Marlon Brown has 1,000 receiving yards? Someone other than Torrey Smith has to catch passes for the Ravens. Jacoby Jones couldn’t hold down a starter’s job in Houston and might be overstretched as anything more than a spare receiver and kick-return specialist. Brandon Stokley is … well, Brandon Stokley. There’s not much at tight end. Brown is a big (6-5), hardworking receiver who caught 10 passes for 169 yards and two TDs in the preseason. He was a top recruit out of high school, but his college career at Georgia never took off, due largely to injuries. He could emerge as the complementary receiver the Ravens so badly need.
Terrelle Pryor finishes as the top rushing QB in the league? He’ll probably never be an NFL-caliber passer, but he can really run. Pryor ran for 2,164 yards and 17 TDs at Ohio State — and remember that sacks count against a QB’s rushing yardage in the college game. Pryor’s rushing ability alone might be enough to make his a viable fantasy option.
Josh Boyce finishes with 60 receptions? The Patriots need a complementary receiver, and everyone expects Kenbrell Thompkins to fill that role after his eye-opening performance in the preseason. Aaron Dobson could also get a shot. Boyce appears to be in line behind his two rookie colleagues, but Bill Belichick’s rookie-receiver totem pole could look much different in a month than it does now.
Alex Green runs for 1,000 yards? We know the story with Chris Ivory: talented runner, but an injury waiting to happen. Bilal Powell is a decent but limited plodder. Mike Goodson is currently serving a suspension and might not be worth the Jets’ trouble. The Jets plucked Green from the scrap heap after the Packers cut him loose. He’s an intriguing speedster who’s had trouble getting career traction ever since tearing his ACL in 2011. If he’s fully healthy, Green could make a surprising emergence for the Jets as soon as Ivory isn’t healthy.
Charles Clay winds up being a top-10 tight end? Dustin Keller’s knee injury opened the door for Clay to start. The Dolphins are thin on pass catchers beyond starting WRs Mike Wallace and Brian Hartline. Clay caught 189 passes during his college career at Tulsa and scored 38 TDs, including 10 rushing TDs. He might be worth your attention.
Travaris Cadet leads the Saints in rushing? A lot of people are still holding out hope for Mark Ingram, but I’ve seen enough to render a verdict that he stinks. I’m more fond of Pierre Thomas, but the Saints seem to view him as nothing more than a committee back and have locked him in at 100-150 carries per year.
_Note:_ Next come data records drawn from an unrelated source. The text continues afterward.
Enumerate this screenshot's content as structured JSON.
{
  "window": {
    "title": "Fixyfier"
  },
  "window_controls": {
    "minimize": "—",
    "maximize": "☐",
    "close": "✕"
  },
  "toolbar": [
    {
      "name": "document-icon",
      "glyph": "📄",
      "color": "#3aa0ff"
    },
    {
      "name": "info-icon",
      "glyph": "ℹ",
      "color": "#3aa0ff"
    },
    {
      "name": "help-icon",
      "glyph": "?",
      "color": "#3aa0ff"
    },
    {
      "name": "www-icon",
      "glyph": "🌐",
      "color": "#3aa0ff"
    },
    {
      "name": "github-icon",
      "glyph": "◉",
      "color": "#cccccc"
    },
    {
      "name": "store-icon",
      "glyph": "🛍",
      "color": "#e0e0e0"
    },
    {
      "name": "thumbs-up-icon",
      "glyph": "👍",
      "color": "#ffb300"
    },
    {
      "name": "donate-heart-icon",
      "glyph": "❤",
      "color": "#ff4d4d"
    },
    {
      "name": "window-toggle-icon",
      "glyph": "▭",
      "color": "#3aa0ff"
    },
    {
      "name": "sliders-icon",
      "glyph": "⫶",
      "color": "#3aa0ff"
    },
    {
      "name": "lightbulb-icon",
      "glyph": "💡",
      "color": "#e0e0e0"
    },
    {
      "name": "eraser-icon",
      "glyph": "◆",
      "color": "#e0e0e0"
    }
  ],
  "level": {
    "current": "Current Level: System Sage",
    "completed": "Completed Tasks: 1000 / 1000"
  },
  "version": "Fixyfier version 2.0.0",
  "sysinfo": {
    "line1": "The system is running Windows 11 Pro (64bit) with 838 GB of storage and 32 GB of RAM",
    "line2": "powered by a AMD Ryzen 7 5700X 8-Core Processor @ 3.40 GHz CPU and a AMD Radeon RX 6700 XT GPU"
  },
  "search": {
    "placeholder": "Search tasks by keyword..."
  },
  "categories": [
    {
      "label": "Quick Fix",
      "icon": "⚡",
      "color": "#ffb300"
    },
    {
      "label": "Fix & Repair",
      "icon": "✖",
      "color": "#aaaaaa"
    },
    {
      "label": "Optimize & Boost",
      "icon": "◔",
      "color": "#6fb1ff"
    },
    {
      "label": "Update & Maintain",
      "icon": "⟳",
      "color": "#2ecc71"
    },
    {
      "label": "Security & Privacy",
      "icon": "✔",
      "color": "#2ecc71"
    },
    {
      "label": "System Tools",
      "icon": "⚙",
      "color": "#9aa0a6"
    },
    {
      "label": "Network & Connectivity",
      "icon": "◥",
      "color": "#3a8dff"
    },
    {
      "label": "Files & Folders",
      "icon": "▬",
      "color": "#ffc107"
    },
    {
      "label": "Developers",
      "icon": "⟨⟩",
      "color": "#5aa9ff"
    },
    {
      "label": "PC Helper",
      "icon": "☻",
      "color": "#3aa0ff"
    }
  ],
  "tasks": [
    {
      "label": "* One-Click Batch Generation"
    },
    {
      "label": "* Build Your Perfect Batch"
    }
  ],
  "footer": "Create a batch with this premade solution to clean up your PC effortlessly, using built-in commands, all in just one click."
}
Darren Sproles will keep doing his thing and will never be used much in the running game. The departure of Chris Ivory creates a little opening for Cadet, whom the Saints though enough of to keep around as a fifth-stringer last season. If the Saints finally give up on Ingram, Cadet could ferret his way into a more meaningful role.
The Panthers finally end their RBBC arrangement … by giving Kenjon Barner the full load? Jonathan Stewart has apparently traded ankles with my grandfather. Who knows when he’ll suit up again? DeAngelo Williams turned 30 in April and looked five years older than that in the preseason. Mike Tolbert is an effective short-yardage battering ram but doesn’t offer much more. Barner, a rookie, averaged 6.0 yards per carry or better in each of his four seasons at Oregon and ran for 21 TDs last season. It might be time for some new blood in Carolina’s overfermented backfield.